> _DATA PROVIDED_:
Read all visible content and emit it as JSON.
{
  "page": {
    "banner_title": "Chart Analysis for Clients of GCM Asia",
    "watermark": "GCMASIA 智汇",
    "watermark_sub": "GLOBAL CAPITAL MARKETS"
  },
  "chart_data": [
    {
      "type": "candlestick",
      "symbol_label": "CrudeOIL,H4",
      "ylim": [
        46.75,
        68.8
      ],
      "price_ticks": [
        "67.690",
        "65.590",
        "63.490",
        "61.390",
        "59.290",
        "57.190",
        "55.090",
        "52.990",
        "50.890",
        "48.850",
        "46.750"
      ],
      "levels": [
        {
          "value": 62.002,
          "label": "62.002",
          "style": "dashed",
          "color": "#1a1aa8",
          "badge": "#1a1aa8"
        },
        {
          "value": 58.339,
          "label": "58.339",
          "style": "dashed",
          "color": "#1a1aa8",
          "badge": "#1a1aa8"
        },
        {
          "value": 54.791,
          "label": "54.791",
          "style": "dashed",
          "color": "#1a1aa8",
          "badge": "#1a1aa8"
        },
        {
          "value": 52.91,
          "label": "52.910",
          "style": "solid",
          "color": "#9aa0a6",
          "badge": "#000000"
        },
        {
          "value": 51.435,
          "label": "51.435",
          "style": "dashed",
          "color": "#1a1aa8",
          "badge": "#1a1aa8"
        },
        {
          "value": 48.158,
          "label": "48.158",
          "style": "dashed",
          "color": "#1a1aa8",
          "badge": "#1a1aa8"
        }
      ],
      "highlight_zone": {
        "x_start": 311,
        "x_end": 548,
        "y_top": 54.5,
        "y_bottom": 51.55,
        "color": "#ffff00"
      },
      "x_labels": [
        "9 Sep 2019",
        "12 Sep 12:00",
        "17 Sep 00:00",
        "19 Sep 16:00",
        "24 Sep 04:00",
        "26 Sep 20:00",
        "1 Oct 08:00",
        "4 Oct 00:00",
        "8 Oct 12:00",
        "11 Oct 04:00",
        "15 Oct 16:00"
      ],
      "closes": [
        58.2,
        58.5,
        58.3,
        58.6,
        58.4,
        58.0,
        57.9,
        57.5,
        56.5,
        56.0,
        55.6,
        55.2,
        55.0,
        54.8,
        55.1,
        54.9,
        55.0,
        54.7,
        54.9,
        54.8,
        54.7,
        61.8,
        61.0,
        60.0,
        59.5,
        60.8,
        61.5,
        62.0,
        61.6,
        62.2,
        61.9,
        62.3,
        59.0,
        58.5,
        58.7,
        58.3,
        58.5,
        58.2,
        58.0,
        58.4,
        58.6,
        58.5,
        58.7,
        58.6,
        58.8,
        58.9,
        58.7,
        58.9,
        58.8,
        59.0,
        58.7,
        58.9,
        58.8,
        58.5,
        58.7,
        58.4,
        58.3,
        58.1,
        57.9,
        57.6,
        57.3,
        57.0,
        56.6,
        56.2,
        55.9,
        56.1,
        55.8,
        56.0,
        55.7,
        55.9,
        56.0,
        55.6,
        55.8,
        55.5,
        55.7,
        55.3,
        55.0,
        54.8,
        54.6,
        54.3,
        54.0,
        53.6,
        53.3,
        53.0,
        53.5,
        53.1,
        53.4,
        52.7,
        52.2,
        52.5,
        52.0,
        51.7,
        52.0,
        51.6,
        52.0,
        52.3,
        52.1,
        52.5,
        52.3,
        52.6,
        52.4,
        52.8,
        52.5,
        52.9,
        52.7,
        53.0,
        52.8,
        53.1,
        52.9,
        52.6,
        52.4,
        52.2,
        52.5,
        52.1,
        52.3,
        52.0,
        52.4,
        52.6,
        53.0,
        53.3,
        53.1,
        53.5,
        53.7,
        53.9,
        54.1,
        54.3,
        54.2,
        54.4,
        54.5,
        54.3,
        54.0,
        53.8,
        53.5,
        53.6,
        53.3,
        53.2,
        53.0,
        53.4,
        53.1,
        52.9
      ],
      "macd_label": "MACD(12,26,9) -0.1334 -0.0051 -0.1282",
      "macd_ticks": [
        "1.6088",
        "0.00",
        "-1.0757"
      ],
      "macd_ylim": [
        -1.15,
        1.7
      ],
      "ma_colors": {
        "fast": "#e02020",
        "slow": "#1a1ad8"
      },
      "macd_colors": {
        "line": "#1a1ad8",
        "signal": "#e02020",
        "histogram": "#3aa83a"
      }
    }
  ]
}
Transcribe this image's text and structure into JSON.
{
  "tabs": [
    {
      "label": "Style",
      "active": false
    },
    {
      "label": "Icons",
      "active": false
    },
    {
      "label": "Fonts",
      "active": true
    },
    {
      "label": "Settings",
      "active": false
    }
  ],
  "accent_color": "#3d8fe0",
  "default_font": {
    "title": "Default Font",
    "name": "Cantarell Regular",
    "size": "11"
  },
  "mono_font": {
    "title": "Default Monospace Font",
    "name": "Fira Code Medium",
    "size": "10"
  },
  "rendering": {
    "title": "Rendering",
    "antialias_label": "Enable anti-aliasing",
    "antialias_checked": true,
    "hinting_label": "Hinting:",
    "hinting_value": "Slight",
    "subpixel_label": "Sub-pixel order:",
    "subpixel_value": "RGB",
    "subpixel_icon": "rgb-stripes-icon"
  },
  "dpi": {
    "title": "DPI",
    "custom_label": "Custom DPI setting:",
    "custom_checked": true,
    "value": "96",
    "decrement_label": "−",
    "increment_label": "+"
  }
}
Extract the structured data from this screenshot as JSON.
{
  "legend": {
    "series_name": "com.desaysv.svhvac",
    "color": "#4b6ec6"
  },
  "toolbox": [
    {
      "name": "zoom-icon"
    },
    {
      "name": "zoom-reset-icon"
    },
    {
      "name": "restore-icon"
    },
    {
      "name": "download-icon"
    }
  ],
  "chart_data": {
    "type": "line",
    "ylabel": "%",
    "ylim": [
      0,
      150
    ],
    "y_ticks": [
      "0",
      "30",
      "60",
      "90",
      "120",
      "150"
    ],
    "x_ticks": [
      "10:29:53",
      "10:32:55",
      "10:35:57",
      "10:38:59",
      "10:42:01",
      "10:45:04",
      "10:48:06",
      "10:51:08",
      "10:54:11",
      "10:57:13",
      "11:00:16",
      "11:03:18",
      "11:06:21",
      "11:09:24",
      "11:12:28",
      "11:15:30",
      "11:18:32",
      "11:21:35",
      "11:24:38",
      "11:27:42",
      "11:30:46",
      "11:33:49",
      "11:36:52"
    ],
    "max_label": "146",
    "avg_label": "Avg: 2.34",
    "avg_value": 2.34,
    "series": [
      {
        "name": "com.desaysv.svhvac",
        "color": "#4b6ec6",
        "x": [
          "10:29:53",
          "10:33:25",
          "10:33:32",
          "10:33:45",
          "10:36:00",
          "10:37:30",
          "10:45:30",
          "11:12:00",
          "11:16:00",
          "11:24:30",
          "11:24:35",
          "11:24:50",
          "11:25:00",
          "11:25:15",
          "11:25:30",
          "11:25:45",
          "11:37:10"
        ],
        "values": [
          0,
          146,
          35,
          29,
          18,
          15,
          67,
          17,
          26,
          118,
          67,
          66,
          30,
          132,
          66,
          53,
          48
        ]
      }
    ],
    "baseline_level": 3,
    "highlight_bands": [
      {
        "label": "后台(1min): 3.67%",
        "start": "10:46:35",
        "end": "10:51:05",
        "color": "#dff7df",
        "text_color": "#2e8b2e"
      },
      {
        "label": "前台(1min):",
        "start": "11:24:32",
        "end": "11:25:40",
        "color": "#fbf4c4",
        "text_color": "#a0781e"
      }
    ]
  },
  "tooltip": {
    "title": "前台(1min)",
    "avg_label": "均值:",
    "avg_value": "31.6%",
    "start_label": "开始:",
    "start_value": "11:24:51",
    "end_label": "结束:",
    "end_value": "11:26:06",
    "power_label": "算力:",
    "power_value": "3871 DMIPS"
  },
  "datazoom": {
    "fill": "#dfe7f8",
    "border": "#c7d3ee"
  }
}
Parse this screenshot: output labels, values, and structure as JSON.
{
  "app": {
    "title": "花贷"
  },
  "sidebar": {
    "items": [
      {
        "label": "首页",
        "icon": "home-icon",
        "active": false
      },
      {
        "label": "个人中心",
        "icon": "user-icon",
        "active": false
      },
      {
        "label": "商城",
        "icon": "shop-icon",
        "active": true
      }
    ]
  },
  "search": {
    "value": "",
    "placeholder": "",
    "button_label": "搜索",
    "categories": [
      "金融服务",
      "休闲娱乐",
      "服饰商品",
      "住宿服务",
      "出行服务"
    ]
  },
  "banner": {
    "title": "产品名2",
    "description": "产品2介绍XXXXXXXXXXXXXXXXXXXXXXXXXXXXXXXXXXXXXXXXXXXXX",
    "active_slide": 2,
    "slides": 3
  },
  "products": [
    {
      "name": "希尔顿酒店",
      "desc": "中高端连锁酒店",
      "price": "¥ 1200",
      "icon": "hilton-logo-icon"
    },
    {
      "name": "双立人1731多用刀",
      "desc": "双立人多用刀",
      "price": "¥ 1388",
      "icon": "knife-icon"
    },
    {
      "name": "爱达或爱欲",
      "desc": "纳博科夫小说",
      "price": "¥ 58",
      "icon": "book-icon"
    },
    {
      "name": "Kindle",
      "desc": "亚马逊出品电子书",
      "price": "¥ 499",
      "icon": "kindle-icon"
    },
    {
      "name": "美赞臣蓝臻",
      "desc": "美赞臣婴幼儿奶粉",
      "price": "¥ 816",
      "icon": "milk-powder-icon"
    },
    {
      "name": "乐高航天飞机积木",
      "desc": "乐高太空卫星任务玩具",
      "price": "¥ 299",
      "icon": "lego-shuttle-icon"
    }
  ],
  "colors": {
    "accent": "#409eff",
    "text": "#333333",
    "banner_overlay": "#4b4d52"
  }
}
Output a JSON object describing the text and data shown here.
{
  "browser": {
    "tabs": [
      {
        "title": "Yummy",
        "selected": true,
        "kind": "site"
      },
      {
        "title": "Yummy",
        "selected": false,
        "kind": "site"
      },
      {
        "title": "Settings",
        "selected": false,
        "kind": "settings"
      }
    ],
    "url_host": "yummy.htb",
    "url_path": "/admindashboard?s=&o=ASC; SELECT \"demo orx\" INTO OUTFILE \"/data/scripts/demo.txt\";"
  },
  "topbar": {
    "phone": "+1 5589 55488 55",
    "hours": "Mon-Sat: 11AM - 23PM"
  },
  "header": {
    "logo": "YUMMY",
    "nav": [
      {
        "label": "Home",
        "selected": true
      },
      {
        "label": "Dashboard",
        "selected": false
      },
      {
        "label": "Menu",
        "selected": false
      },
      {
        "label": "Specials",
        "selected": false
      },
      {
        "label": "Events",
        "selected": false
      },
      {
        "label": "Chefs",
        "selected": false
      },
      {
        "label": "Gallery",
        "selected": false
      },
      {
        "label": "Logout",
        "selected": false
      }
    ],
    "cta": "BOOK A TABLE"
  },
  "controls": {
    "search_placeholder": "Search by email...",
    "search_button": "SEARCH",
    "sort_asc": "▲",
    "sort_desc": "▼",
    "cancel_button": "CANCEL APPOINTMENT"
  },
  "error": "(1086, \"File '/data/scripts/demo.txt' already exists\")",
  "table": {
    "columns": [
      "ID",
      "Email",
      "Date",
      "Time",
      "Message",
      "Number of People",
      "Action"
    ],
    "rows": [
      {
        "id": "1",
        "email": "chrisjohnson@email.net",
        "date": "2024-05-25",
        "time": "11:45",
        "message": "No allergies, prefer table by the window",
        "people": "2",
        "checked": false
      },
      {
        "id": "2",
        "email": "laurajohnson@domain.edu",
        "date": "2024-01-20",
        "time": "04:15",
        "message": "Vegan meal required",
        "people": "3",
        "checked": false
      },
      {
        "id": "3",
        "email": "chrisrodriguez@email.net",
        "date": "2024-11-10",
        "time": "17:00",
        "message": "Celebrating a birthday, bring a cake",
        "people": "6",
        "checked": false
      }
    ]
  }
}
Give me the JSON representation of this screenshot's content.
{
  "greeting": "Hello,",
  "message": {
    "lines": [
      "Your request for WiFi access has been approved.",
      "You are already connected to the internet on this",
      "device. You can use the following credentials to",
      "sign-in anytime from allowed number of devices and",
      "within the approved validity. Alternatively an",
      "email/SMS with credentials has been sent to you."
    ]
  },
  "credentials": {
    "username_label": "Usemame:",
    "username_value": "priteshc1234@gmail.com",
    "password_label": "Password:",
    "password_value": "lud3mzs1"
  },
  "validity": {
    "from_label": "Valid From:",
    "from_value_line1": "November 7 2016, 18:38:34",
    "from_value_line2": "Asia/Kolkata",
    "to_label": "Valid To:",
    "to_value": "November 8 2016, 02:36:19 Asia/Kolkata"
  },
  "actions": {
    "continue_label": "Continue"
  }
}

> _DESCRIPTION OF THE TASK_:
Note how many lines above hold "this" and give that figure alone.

> _EXERCISE ANSWER_:
5